When Rebecca Kapelsohn applied to the JDC in 1945, she stated that she was ready to work overseas in the Displaced Persons (DP) camps. Her application was accepted, and she was assigned to camps in Leipheim, Bamberg, Cham and Dornstadt. Affectionately known as “Sister Becky,” she was described as a “bright ray” in the desolation of the DP camps in Germany. On December 15, 1946, the heating stove in her bedroom in Dornstadt malfunctioned, resulting in her death from carbon monoxide poisoning.
Rebecca Kapelsohn, born in Brooklyn in 1920, was the daughter of Louis and Kate Kapelsohn, immigrants from Russia. She received a BA degree in English and French from Hunter College, where she was elected to Phi Beta Kappa, and an MA degree in childcare from the New York School of Social Work – Columbia University. In 1943, following her graduation from Columbia, she began her association with the National Council of Jewish Women (NCJW) as a case worker for the Jewish Child Care Association, where she worked in the Child Placement Division. This position, which required a high level of understanding and sensitivity, helped prepare her for her later service in DP camps in post-war Europe.
In May 1945, Kapelsohn submitted an application to the NCJW for an overseas position with the JDC. The accompanying letters of recommendation characterized her as a person who assumed responsibility with ease, had a deep concern for people in distress, a good sense of humor, and a willingness to undertake difficult assignments. Kapelsohn arrived in Paris in November 1945, and immediately began working with Holocaust survivors in the area. She tried to understand what it had meant to live under Nazi rule. Her empathy for the survivors and her ability to communicate with them was reflected in the love and respect that the residents of the DP camps later felt for her.
Kapelsohn arrived in Germany in January 1946. She was assigned first to the DP camp in Leipheim, then to the DP camp in Bamberg. She was described as a “bright ray” in the desolation of the DP camps. In September 1946 she was assigned to a new DP camp in Cham. She took charge of a chaotic situation and worked long hours to transform the temporary camp into a well-organized facility. Thanks to her help, the eight thousand people who arrived at the camp were well cared for, and the camp was liquidated shortly thereafter. Cham, it was said, will remain a monument to her name. She became affectionately known as “Sister Becky.”
Near the end of 1946, Rebecca was posted in Dornstadt. On the night of December 15, the heating stove in her bedroom malfunctioned. She died in her sleep from carbon monoxide poisoning.

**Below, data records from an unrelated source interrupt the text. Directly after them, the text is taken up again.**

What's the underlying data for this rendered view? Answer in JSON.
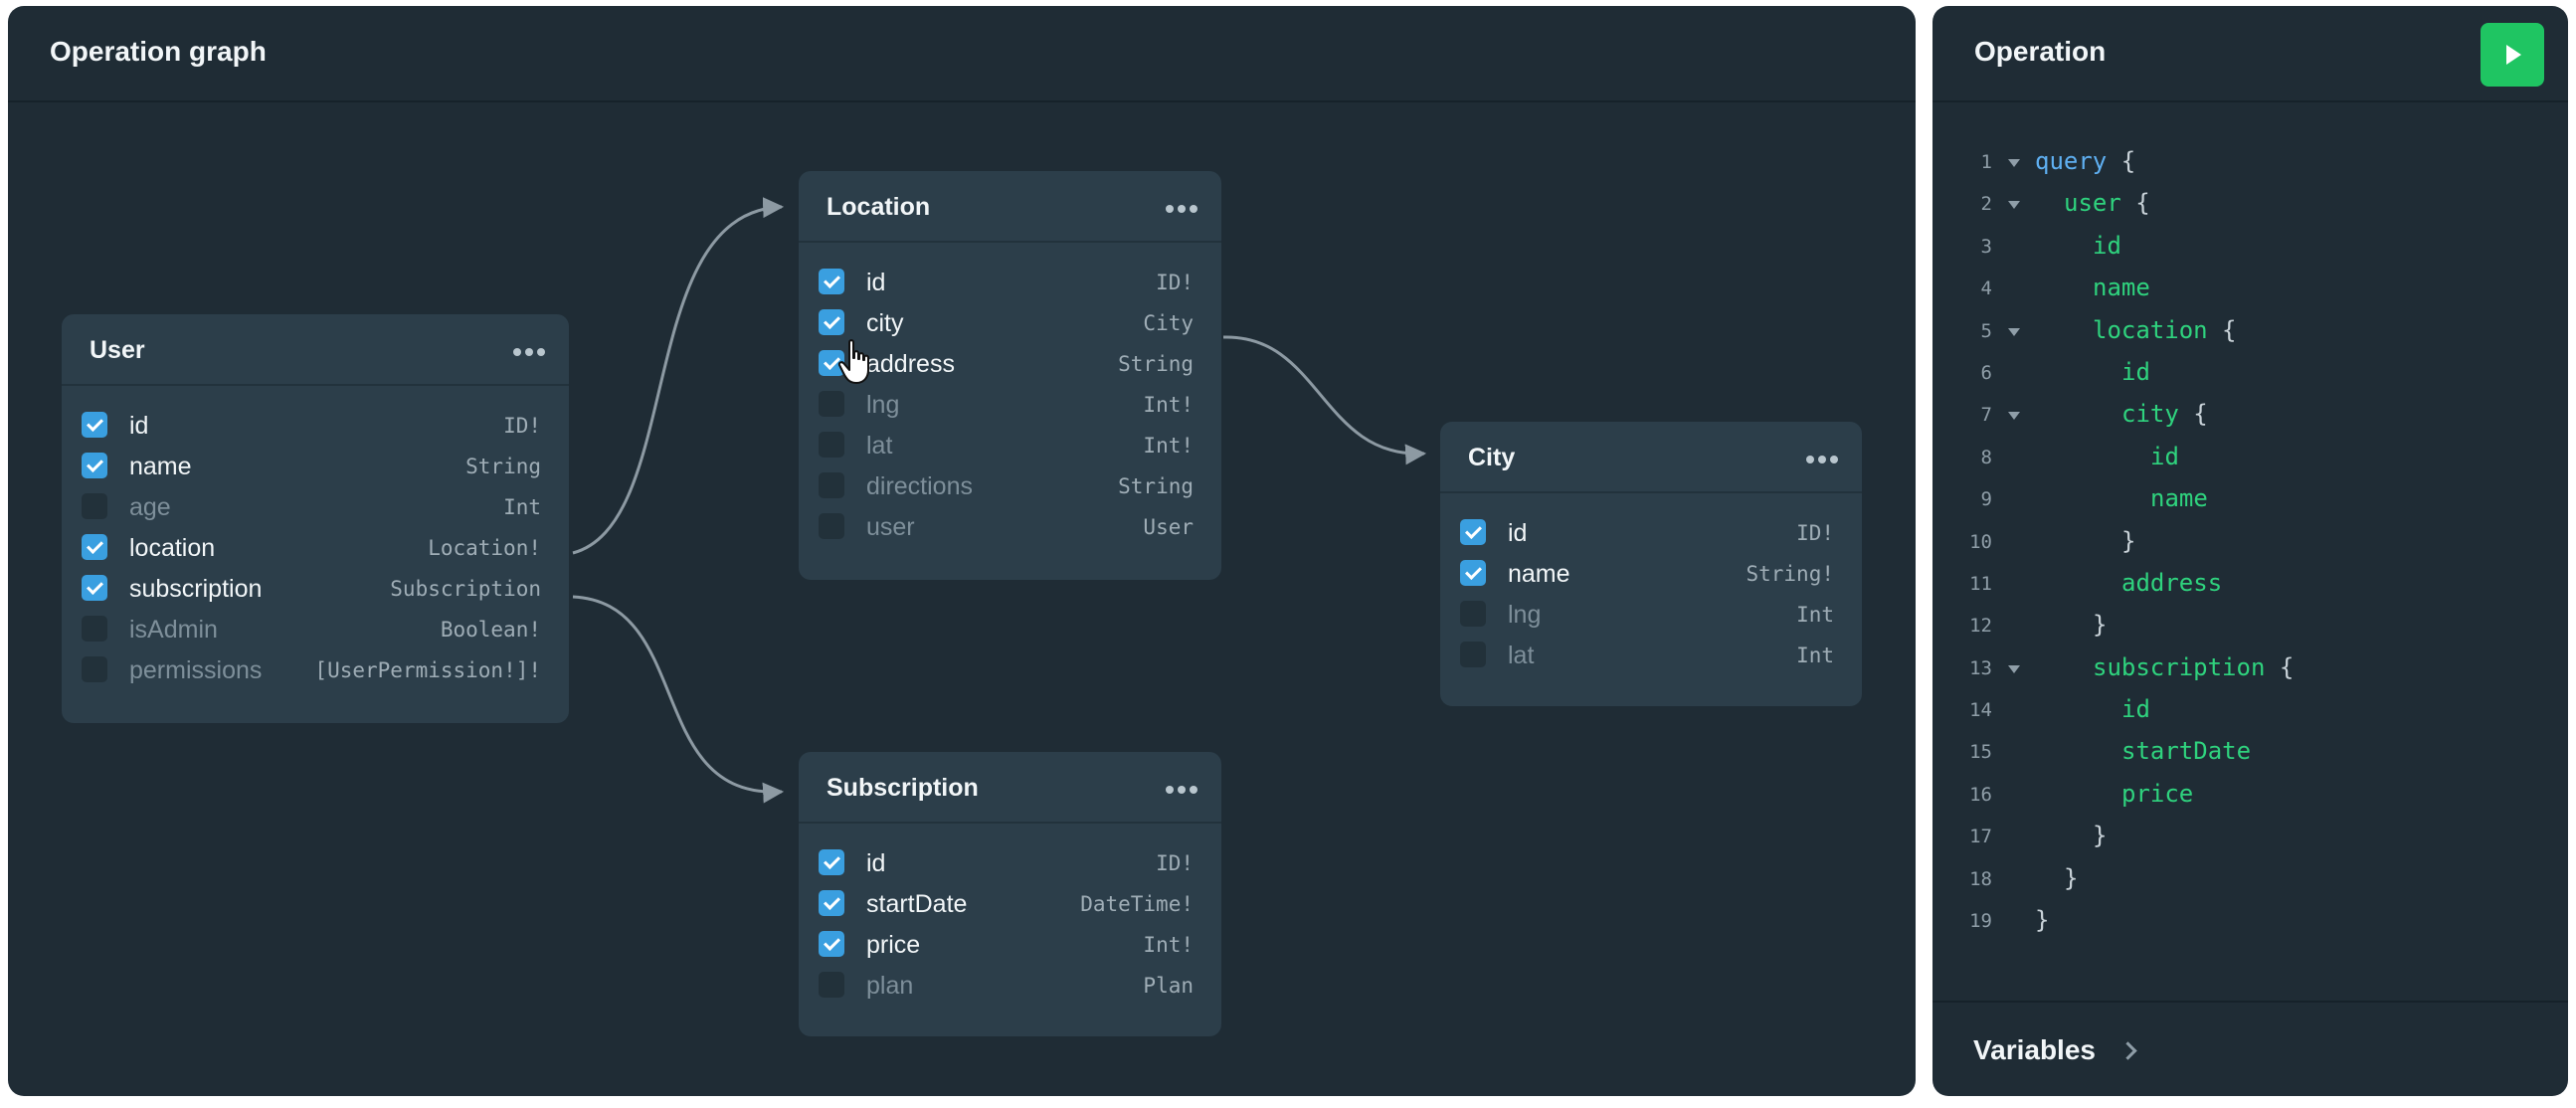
{
  "graph": {
    "title": "Operation graph"
  },
  "nodes": {
    "user": {
      "title": "User",
      "fields": [
        {
          "name": "id",
          "type": "ID!",
          "checked": true
        },
        {
          "name": "name",
          "type": "String",
          "checked": true
        },
        {
          "name": "age",
          "type": "Int",
          "checked": false
        },
        {
          "name": "location",
          "type": "Location!",
          "checked": true
        },
        {
          "name": "subscription",
          "type": "Subscription",
          "checked": true
        },
        {
          "name": "isAdmin",
          "type": "Boolean!",
          "checked": false
        },
        {
          "name": "permissions",
          "type": "[UserPermission!]!",
          "checked": false
        }
      ]
    },
    "location": {
      "title": "Location",
      "fields": [
        {
          "name": "id",
          "type": "ID!",
          "checked": true
        },
        {
          "name": "city",
          "type": "City",
          "checked": true
        },
        {
          "name": "address",
          "type": "String",
          "checked": true
        },
        {
          "name": "lng",
          "type": "Int!",
          "checked": false
        },
        {
          "name": "lat",
          "type": "Int!",
          "checked": false
        },
        {
          "name": "directions",
          "type": "String",
          "checked": false
        },
        {
          "name": "user",
          "type": "User",
          "checked": false
        }
      ]
    },
    "city": {
      "title": "City",
      "fields": [
        {
          "name": "id",
          "type": "ID!",
          "checked": true
        },
        {
          "name": "name",
          "type": "String!",
          "checked": true
        },
        {
          "name": "lng",
          "type": "Int",
          "checked": false
        },
        {
          "name": "lat",
          "type": "Int",
          "checked": false
        }
      ]
    },
    "subscription": {
      "title": "Subscription",
      "fields": [
        {
          "name": "id",
          "type": "ID!",
          "checked": true
        },
        {
          "name": "startDate",
          "type": "DateTime!",
          "checked": true
        },
        {
          "name": "price",
          "type": "Int!",
          "checked": true
        },
        {
          "name": "plan",
          "type": "Plan",
          "checked": false
        }
      ]
    }
  },
  "operation": {
    "title": "Operation",
    "lines": [
      {
        "num": "1",
        "indent": 0,
        "fold": true,
        "tokens": [
          [
            "kw",
            "query"
          ],
          [
            "punct",
            " {"
          ]
        ]
      },
      {
        "num": "2",
        "indent": 1,
        "fold": true,
        "tokens": [
          [
            "fld",
            "user"
          ],
          [
            "punct",
            " {"
          ]
        ]
      },
      {
        "num": "3",
        "indent": 2,
        "fold": false,
        "tokens": [
          [
            "fld",
            "id"
          ]
        ]
      },
      {
        "num": "4",
        "indent": 2,
        "fold": false,
        "tokens": [
          [
            "fld",
            "name"
          ]
        ]
      },
      {
        "num": "5",
        "indent": 2,
        "fold": true,
        "tokens": [
          [
            "fld",
            "location"
          ],
          [
            "punct",
            " {"
          ]
        ]
      },
      {
        "num": "6",
        "indent": 3,
        "fold": false,
        "tokens": [
          [
            "fld",
            "id"
          ]
        ]
      },
      {
        "num": "7",
        "indent": 3,
        "fold": true,
        "tokens": [
          [
            "fld",
            "city"
          ],
          [
            "punct",
            " {"
          ]
        ]
      },
      {
        "num": "8",
        "indent": 4,
        "fold": false,
        "tokens": [
          [
            "fld",
            "id"
          ]
        ]
      },
      {
        "num": "9",
        "indent": 4,
        "fold": false,
        "tokens": [
          [
            "fld",
            "name"
          ]
        ]
      },
      {
        "num": "10",
        "indent": 3,
        "fold": false,
        "tokens": [
          [
            "punct",
            "}"
          ]
        ]
      },
      {
        "num": "11",
        "indent": 3,
        "fold": false,
        "tokens": [
          [
            "fld",
            "address"
          ]
        ]
      },
      {
        "num": "12",
        "indent": 2,
        "fold": false,
        "tokens": [
          [
            "punct",
            "}"
          ]
        ]
      },
      {
        "num": "13",
        "indent": 2,
        "fold": true,
        "tokens": [
          [
            "fld",
            "subscription"
          ],
          [
            "punct",
            " {"
          ]
        ]
      },
      {
        "num": "14",
        "indent": 3,
        "fold": false,
        "tokens": [
          [
            "fld",
            "id"
          ]
        ]
      },
      {
        "num": "15",
        "indent": 3,
        "fold": false,
        "tokens": [
          [
            "fld",
            "startDate"
          ]
        ]
      },
      {
        "num": "16",
        "indent": 3,
        "fold": false,
        "tokens": [
          [
            "fld",
            "price"
          ]
        ]
      },
      {
        "num": "17",
        "indent": 2,
        "fold": false,
        "tokens": [
          [
            "punct",
            "}"
          ]
        ]
      },
      {
        "num": "18",
        "indent": 1,
        "fold": false,
        "tokens": [
          [
            "punct",
            "}"
          ]
        ]
      },
      {
        "num": "19",
        "indent": 0,
        "fold": false,
        "tokens": [
          [
            "punct",
            "}"
          ]
        ]
      }
    ]
  },
  "variables": {
    "label": "Variables"
  },
  "icons": {
    "run": "play-icon",
    "menu": "more-horizontal-icon",
    "chevron": "chevron-right-icon",
    "cursor": "hand-pointer-icon"
  },
  "colors": {
    "panel": "#1f2c35",
    "node": "#2c3e4a",
    "checked": "#3a9fe0",
    "run": "#1fc562",
    "keyword": "#5fb0f2",
    "field": "#2fd37e"
  }
}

Tributes to Rebecca Kapelsohn flowed in to the JDC from many sources. They were collected by the JDC, and a month after Kapelsohn’s death, the JDC in the American Zone of Germany published them in a booklet in her memory. Following are selected sentences from the booklet: “Rebecca Kapelsohn brought hope and courage to those fresh from the horrors of concentration camps. No problem was too small for her attention…She faced a very difficult task, calling for emotional maturity, sound judgment, sincerity and wisdom, all of which she displayed in a measure far beyond her years…Her chief feature was her complete and unfailing love for the people she served, love that overflowed to impress everyone she met.”
Brooklyn Eagle, December 17, 1946.
“In Memoriam – Rebecca Kapelsohn,” an illustrated booklet published by the AJDC, US Zone, Germany, January 1947, with excerpts from her correspondence as well as tributes and evaluations from her co-workers and administrators.
Joint Press Release, December 16, 1946 by the JDC and NCJW.
New York Times, December 17, 1946.
Statements by: Edward M.M. Warburg, JDC Chairman, December 16, 1946.
Mrs. Joseph M. Welt, President, National Council of Jewish Women, December 16, 1946.